Remember mothers and housewives in the 1950s and 60s, lugging around vacuums and cleaning the laundry by hand? According to a new study, seemingly outdated activities such as these may account for why American women, on average, were trimmer then than they are now.
The study, published in PLOS One, comes on the heels of a 2011 report determining that the American worker had become more sedentary over the last 50 years. Whereas workers once had some lifting or walking to do at work, they now spend most of their time seated in front of a computer. Because of this, the authors found, the average American worker was burning almost 150 fewer calories per day than their parents’ generation had.
In collaboration with the authors of the 2011 study, researchers on the new study searched for data that could shed light on how women had spent their hours at home and how their patterns of movement had changed over the years. Edward Archer, a research fellow with the Arnold School of Public Health at the University of South Carolina and lead author of the new study, told The New York Times that he uncovered information in the American Heritage Time Use Study, an archive of “time-use diaries” provided by thousands of women beginning in 1965. Archer gathered diaries from both working and non-working women, dating from 1965 through 2010.

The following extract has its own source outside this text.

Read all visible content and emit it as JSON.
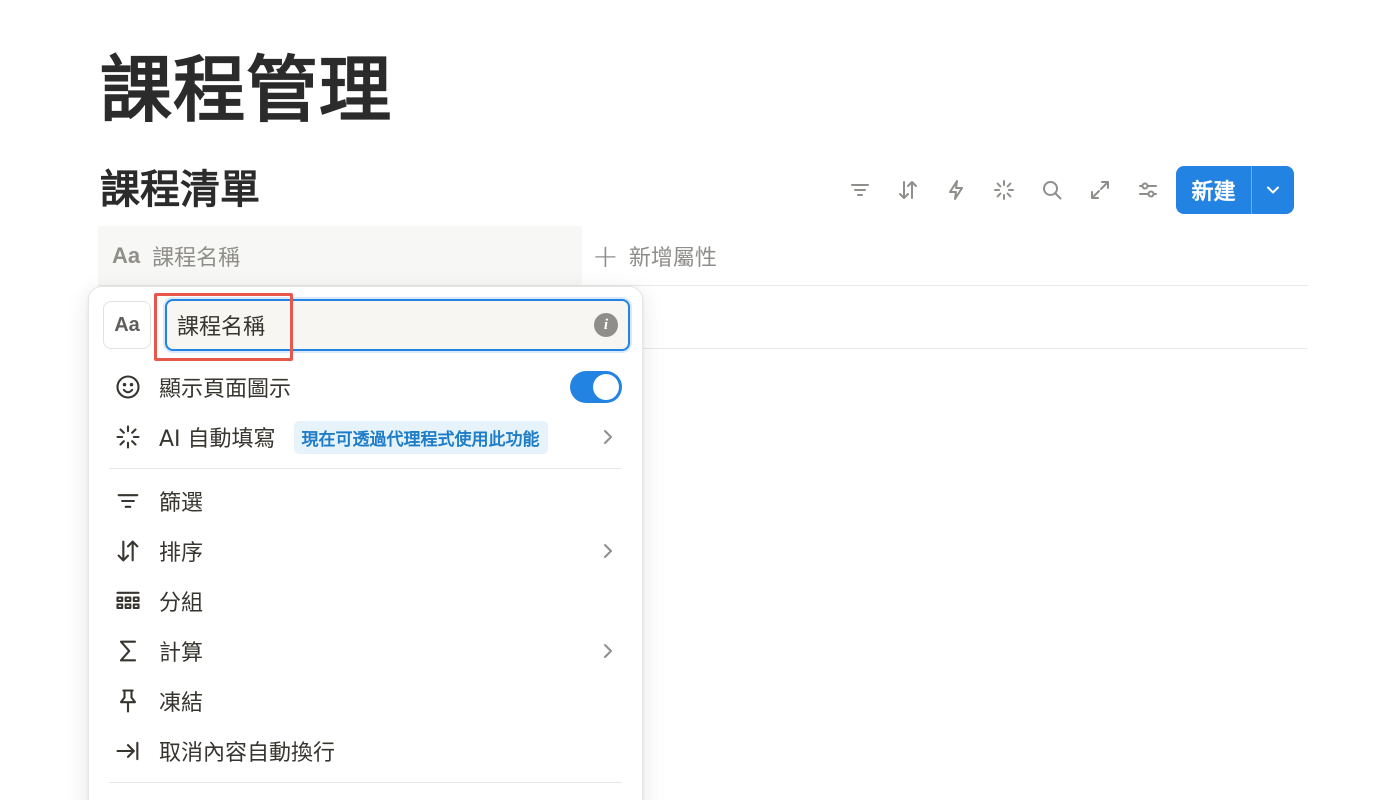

What he found was that women in 1965 were more physically active around the house, spending an average of 25.7 hours per week cleaning, cooking and doing laundry, whereas women in 2010 were spending an average of 13.3 hours per week on housework. Meanwhile, women in 2010 were spending 16.5 hours per week watching television, approximately double the amount women watched in 1965. According to the researchers, the result is that women who worked in the home in 2010 burned about 360 fewer calories each day than their 1965 counterparts, and working women burned about 132 fewer calories at home each day in 2010 than in 1965.
The research, the Times acknowledges, is emotionally loaded, and “while scrupulously even-handed, is likely to stir controversy.” But, as Archer says, he is not suggesting women go back to doing housework. Rather, he says, the study should show the necessity of incorporating more conscious physical activity into the hours spent at home. To learn more about nutritional tools that can help you monitor your activity and energy levels, we encourage you to visit our Be Well for Life site.
Do you feel less physically active at work and at home than you did in years past? Does this historical data complete the picture, or do other factors play a role? Weigh in here.